→ What you are asked to do
Go through the data and report each line that holds the string "Microsoft".
----- Materials provided -----
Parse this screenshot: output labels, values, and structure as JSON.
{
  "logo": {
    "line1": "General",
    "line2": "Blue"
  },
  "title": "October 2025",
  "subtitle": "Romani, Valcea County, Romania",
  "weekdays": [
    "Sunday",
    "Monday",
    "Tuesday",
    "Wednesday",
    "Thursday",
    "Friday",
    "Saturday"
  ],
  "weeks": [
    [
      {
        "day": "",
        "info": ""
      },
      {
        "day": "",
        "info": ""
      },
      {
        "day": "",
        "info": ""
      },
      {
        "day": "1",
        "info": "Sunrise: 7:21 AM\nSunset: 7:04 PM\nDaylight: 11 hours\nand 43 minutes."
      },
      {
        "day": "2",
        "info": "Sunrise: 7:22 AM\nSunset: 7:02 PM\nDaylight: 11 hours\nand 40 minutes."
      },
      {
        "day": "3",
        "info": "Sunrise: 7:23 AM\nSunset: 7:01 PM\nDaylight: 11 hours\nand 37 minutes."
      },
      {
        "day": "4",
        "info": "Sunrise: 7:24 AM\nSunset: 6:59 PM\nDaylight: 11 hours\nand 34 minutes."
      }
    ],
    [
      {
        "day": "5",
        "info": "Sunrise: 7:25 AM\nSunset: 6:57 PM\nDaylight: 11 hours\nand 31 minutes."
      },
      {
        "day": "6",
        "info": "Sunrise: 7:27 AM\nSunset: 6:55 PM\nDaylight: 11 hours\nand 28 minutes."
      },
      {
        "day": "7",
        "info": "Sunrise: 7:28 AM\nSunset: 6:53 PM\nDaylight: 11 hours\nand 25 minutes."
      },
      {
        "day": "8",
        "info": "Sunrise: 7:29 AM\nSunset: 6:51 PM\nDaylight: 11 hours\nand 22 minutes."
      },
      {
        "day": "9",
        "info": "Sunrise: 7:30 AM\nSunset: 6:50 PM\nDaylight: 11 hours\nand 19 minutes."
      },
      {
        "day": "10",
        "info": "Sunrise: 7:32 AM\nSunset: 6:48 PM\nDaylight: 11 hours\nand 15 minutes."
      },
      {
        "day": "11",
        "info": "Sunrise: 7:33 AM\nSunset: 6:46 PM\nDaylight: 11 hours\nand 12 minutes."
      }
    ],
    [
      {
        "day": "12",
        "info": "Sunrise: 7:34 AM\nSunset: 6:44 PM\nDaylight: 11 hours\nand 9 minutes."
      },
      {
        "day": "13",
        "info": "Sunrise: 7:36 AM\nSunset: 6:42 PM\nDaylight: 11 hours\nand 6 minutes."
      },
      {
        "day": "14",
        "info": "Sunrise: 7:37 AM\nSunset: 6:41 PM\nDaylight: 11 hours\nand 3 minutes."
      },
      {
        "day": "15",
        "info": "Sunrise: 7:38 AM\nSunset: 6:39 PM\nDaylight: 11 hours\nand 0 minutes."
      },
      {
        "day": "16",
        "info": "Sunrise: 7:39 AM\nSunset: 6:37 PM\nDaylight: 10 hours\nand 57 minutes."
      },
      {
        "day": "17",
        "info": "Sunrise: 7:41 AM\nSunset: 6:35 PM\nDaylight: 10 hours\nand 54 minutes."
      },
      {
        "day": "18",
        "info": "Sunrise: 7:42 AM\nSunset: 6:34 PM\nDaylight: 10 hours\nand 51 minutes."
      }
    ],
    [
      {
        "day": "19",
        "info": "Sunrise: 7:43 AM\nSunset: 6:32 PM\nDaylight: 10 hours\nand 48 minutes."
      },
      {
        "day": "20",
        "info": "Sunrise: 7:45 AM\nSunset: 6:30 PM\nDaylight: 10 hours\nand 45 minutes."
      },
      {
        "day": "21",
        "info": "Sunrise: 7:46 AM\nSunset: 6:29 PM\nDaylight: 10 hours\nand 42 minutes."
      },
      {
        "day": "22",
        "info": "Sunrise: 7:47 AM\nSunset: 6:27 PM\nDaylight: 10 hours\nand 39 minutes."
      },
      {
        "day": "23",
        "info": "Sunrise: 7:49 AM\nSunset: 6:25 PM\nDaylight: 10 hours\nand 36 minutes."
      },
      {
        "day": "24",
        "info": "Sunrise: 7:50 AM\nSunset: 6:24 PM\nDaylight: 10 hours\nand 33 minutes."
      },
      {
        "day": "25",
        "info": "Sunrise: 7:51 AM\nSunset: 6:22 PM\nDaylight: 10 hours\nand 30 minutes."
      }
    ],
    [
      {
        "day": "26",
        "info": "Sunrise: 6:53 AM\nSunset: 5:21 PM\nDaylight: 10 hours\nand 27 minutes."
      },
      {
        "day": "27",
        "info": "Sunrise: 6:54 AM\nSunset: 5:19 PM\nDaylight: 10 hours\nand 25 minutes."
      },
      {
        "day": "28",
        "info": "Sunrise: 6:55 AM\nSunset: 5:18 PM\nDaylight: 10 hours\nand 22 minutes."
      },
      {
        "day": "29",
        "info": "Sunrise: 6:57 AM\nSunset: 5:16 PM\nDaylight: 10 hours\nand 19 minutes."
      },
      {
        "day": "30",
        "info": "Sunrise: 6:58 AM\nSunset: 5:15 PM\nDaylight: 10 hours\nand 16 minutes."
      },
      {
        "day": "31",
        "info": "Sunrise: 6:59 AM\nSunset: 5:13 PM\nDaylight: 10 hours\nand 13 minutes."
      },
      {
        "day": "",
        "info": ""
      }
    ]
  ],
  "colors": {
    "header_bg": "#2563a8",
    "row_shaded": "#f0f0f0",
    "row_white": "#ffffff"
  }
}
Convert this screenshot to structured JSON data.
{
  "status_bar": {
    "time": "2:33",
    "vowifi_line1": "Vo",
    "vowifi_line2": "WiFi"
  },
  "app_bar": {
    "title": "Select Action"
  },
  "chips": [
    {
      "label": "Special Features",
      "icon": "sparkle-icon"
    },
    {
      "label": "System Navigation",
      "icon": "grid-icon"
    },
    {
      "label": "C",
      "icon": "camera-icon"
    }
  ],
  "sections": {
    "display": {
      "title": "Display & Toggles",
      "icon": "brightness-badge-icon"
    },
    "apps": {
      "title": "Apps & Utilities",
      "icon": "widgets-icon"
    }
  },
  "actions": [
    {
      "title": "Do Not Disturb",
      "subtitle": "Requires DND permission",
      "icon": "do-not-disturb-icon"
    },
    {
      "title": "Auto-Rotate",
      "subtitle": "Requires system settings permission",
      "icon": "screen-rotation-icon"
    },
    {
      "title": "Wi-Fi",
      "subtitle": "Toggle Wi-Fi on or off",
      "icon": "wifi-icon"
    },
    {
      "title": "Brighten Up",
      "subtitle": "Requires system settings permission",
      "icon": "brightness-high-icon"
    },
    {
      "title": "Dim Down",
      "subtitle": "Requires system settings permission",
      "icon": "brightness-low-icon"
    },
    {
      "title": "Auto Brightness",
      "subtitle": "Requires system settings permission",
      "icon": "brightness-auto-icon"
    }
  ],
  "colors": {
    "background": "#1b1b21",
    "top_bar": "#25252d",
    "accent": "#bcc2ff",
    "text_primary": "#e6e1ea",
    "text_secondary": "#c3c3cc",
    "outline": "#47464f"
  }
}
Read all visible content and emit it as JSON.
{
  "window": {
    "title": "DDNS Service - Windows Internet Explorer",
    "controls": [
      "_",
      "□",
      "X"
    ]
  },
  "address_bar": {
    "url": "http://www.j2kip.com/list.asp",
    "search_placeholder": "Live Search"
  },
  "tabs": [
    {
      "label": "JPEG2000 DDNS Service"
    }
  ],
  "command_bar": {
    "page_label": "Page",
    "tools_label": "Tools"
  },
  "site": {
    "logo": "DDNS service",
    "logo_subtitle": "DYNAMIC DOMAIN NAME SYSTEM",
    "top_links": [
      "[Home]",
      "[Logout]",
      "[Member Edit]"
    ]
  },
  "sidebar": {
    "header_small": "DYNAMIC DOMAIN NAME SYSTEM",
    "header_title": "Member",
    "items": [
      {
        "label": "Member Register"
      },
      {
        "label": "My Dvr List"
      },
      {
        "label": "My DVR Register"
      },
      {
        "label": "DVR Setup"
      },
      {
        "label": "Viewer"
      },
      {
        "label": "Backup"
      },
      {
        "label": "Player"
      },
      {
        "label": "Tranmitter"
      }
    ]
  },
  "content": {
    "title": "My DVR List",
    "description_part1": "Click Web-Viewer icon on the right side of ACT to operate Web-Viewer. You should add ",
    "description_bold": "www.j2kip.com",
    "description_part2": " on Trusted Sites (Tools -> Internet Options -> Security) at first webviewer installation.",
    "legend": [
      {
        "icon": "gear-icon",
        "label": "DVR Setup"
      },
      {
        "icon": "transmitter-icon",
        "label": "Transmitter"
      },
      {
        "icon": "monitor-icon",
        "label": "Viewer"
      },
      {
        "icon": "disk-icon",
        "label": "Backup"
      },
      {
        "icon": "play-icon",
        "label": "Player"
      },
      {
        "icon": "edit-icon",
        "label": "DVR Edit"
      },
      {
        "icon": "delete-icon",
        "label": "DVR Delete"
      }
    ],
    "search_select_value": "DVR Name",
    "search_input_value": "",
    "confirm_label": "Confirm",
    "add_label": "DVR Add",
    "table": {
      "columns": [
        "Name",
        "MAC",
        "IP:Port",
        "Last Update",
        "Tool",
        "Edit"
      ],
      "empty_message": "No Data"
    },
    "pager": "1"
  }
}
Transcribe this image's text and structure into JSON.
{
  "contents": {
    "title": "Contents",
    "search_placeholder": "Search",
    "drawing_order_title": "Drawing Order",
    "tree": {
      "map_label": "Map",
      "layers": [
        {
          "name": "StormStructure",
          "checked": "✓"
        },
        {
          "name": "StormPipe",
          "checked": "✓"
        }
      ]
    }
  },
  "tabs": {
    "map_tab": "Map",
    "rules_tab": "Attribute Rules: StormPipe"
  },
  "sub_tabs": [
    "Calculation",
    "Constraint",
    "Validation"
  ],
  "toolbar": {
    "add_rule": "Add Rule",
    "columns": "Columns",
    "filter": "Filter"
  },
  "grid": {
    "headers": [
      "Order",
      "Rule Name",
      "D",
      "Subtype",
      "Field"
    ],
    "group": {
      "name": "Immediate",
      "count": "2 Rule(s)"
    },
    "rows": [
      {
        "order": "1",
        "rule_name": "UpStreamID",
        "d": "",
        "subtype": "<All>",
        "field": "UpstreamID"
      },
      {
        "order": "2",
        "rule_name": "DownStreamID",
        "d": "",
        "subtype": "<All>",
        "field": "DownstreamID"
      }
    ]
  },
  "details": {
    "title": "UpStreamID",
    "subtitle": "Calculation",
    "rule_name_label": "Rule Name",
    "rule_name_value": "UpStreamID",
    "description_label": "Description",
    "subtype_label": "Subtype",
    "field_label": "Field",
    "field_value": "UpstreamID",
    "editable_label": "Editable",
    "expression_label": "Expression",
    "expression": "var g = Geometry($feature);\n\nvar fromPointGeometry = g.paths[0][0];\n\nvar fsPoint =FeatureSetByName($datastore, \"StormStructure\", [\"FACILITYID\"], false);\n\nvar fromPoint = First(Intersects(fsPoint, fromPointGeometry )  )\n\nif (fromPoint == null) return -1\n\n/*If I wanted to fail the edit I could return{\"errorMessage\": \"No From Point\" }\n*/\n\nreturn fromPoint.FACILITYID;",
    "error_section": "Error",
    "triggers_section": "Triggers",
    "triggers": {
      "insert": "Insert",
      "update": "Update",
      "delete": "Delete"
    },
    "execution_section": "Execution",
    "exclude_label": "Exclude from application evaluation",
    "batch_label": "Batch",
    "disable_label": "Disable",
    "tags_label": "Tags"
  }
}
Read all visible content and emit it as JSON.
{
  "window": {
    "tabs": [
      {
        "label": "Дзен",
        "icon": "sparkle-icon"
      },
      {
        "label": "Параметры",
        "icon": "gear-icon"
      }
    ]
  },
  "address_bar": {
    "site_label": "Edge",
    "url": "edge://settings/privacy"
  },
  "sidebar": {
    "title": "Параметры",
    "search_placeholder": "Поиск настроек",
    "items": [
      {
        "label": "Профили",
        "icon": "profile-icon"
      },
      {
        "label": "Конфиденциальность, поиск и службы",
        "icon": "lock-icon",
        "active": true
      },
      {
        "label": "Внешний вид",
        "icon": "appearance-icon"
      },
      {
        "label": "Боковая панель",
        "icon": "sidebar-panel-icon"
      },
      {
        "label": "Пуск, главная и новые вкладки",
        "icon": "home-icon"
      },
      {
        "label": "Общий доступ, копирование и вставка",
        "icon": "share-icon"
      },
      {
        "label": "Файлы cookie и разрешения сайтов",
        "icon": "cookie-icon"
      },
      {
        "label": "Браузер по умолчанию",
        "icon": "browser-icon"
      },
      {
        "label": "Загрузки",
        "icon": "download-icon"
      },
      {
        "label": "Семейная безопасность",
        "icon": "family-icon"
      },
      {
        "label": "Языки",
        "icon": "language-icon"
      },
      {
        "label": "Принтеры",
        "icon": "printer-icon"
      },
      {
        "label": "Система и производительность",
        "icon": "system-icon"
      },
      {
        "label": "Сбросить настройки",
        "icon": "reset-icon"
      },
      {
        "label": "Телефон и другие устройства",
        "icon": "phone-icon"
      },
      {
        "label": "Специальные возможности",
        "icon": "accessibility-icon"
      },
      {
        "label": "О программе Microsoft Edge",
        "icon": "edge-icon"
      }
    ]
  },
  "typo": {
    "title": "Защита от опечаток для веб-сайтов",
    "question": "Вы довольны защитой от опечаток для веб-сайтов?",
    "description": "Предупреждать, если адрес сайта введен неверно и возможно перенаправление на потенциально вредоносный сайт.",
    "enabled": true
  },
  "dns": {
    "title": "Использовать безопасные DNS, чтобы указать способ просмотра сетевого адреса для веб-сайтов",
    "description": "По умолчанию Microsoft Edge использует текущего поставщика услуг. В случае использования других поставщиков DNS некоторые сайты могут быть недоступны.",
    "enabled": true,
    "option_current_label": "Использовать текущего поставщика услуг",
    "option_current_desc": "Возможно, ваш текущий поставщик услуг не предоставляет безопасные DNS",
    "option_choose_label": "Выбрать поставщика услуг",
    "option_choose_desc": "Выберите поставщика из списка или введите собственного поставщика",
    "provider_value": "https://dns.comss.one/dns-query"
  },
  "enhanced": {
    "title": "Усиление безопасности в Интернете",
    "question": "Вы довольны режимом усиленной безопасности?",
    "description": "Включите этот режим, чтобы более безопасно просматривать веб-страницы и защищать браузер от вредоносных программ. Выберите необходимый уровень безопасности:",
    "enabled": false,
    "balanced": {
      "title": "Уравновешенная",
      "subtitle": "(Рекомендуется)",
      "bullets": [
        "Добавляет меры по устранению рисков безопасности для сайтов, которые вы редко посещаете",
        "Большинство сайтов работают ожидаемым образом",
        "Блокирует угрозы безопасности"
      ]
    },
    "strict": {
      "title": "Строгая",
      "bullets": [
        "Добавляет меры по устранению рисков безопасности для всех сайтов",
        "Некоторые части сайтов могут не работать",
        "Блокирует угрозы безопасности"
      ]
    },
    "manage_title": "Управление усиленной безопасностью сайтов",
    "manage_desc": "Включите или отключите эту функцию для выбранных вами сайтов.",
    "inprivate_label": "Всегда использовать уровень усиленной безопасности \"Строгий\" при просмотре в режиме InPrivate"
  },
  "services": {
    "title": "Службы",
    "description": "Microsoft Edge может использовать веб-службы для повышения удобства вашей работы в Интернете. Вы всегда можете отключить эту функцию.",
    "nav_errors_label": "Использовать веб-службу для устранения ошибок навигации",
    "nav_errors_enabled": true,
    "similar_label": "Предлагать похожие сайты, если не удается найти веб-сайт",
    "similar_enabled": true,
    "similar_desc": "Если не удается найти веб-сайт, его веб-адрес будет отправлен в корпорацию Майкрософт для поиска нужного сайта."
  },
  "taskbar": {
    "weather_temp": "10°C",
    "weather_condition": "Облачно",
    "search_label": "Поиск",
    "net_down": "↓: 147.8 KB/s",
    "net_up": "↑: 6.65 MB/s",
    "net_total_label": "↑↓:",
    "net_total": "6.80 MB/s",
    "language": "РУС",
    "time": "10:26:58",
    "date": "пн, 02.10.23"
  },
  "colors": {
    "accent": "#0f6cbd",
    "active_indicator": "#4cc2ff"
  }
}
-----
→ Reply to the exercise
        "label": "О программе Microsoft Edge",
    "description": "По умолчанию Microsoft Edge использует текущего поставщика услуг. В случае использования других поставщиков DNS некоторые сайты могут быть недоступны.",
    "description": "Microsoft Edge может использовать веб-службы для повышения удобства вашей работы в Интернете. Вы всегда можете отключить эту функцию.",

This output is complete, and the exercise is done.